Take every record and write it out again exactly, with no images included.

START RECORDS TO USE

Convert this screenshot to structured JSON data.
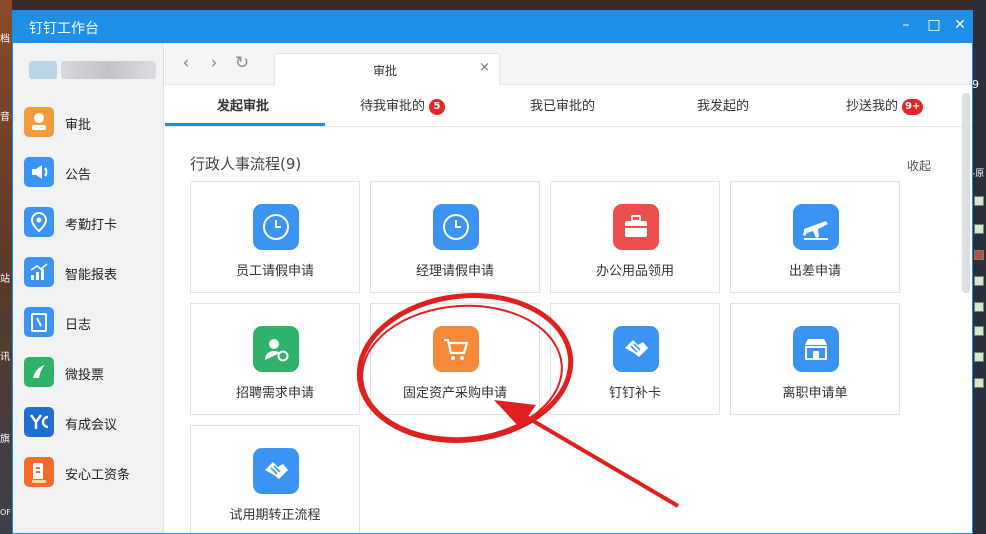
{
  "window": {
    "title": "钉钉工作台"
  },
  "colors": {
    "accent": "#1d8fe8",
    "badge": "#e6242a",
    "annotation": "#e02020"
  },
  "desktop": {
    "left_glyphs": [
      "档",
      "音",
      "站",
      "讯",
      "旗",
      "OF"
    ],
    "right_glyphs": [
      "9",
      "-原"
    ]
  },
  "sidebar": {
    "items": [
      {
        "label": "审批",
        "icon": "approval-icon"
      },
      {
        "label": "公告",
        "icon": "announcement-icon"
      },
      {
        "label": "考勤打卡",
        "icon": "attendance-icon"
      },
      {
        "label": "智能报表",
        "icon": "report-icon"
      },
      {
        "label": "日志",
        "icon": "log-icon"
      },
      {
        "label": "微投票",
        "icon": "vote-icon"
      },
      {
        "label": "有成会议",
        "icon": "meeting-icon"
      },
      {
        "label": "安心工资条",
        "icon": "salary-icon"
      }
    ]
  },
  "toolbar": {
    "back": "‹",
    "forward": "›",
    "refresh": "↻",
    "tab_title": "审批",
    "tab_close": "×"
  },
  "subtabs": [
    {
      "label": "发起审批",
      "badge": ""
    },
    {
      "label": "待我审批的",
      "badge": "5"
    },
    {
      "label": "我已审批的",
      "badge": ""
    },
    {
      "label": "我发起的",
      "badge": ""
    },
    {
      "label": "抄送我的",
      "badge": "9+"
    }
  ],
  "section": {
    "title": "行政人事流程(9)",
    "collapse": "收起"
  },
  "cards": [
    {
      "label": "员工请假申请",
      "icon": "clock-icon",
      "color": "#3c94f2"
    },
    {
      "label": "经理请假申请",
      "icon": "clock-icon",
      "color": "#3c94f2"
    },
    {
      "label": "办公用品领用",
      "icon": "toolbox-icon",
      "color": "#ec4d4d"
    },
    {
      "label": "出差申请",
      "icon": "airplane-icon",
      "color": "#3c94f2"
    },
    {
      "label": "招聘需求申请",
      "icon": "recruit-icon",
      "color": "#2fb36b"
    },
    {
      "label": "固定资产采购申请",
      "icon": "cart-icon",
      "color": "#f58a3a"
    },
    {
      "label": "钉钉补卡",
      "icon": "handshake-icon",
      "color": "#3c94f2"
    },
    {
      "label": "离职申请单",
      "icon": "store-icon",
      "color": "#3c94f2"
    },
    {
      "label": "试用期转正流程",
      "icon": "handshake-icon",
      "color": "#3c94f2"
    }
  ]
}
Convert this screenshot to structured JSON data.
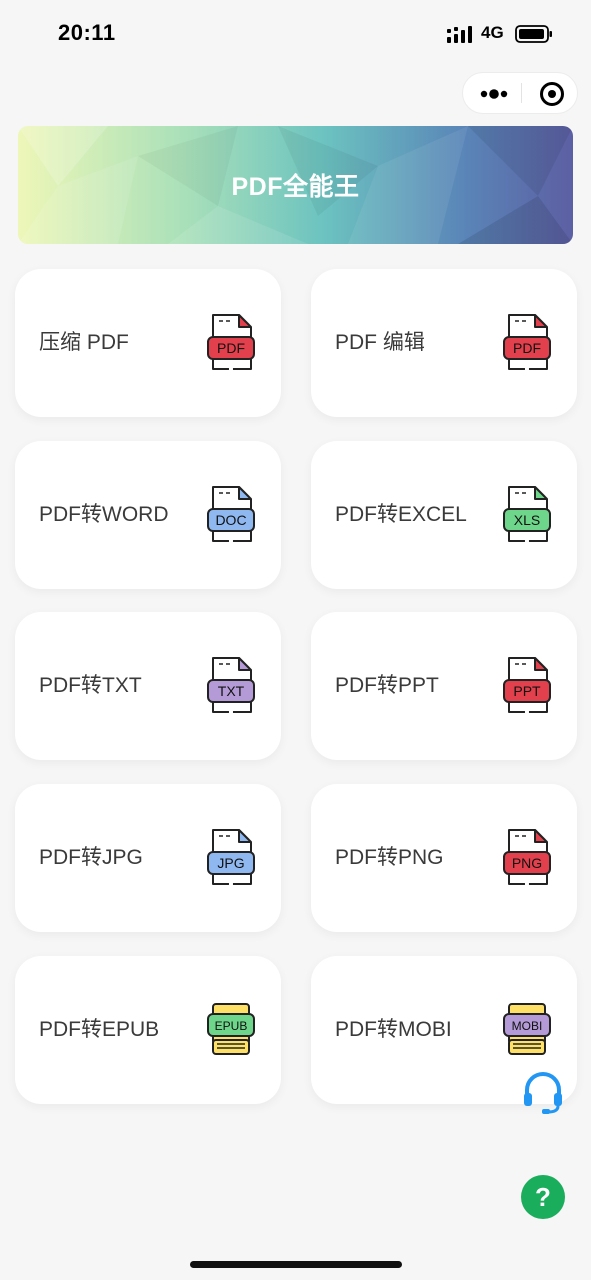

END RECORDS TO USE

[THE ANSWER]:
Convert this screenshot to structured JSON data.
{
  "window": {
    "title": "钉钉工作台"
  },
  "colors": {
    "accent": "#1d8fe8",
    "badge": "#e6242a",
    "annotation": "#e02020"
  },
  "desktop": {
    "left_glyphs": [
      "档",
      "音",
      "站",
      "讯",
      "旗",
      "OF"
    ],
    "right_glyphs": [
      "9",
      "-原"
    ]
  },
  "sidebar": {
    "items": [
      {
        "label": "审批",
        "icon": "approval-icon"
      },
      {
        "label": "公告",
        "icon": "announcement-icon"
      },
      {
        "label": "考勤打卡",
        "icon": "attendance-icon"
      },
      {
        "label": "智能报表",
        "icon": "report-icon"
      },
      {
        "label": "日志",
        "icon": "log-icon"
      },
      {
        "label": "微投票",
        "icon": "vote-icon"
      },
      {
        "label": "有成会议",
        "icon": "meeting-icon"
      },
      {
        "label": "安心工资条",
        "icon": "salary-icon"
      }
    ]
  },
  "toolbar": {
    "back": "‹",
    "forward": "›",
    "refresh": "↻",
    "tab_title": "审批",
    "tab_close": "×"
  },
  "subtabs": [
    {
      "label": "发起审批",
      "badge": ""
    },
    {
      "label": "待我审批的",
      "badge": "5"
    },
    {
      "label": "我已审批的",
      "badge": ""
    },
    {
      "label": "我发起的",
      "badge": ""
    },
    {
      "label": "抄送我的",
      "badge": "9+"
    }
  ],
  "section": {
    "title": "行政人事流程(9)",
    "collapse": "收起"
  },
  "cards": [
    {
      "label": "员工请假申请",
      "icon": "clock-icon",
      "color": "#3c94f2"
    },
    {
      "label": "经理请假申请",
      "icon": "clock-icon",
      "color": "#3c94f2"
    },
    {
      "label": "办公用品领用",
      "icon": "toolbox-icon",
      "color": "#ec4d4d"
    },
    {
      "label": "出差申请",
      "icon": "airplane-icon",
      "color": "#3c94f2"
    },
    {
      "label": "招聘需求申请",
      "icon": "recruit-icon",
      "color": "#2fb36b"
    },
    {
      "label": "固定资产采购申请",
      "icon": "cart-icon",
      "color": "#f58a3a"
    },
    {
      "label": "钉钉补卡",
      "icon": "handshake-icon",
      "color": "#3c94f2"
    },
    {
      "label": "离职申请单",
      "icon": "store-icon",
      "color": "#3c94f2"
    },
    {
      "label": "试用期转正流程",
      "icon": "handshake-icon",
      "color": "#3c94f2"
    }
  ]
}
Convert this screenshot to structured JSON data.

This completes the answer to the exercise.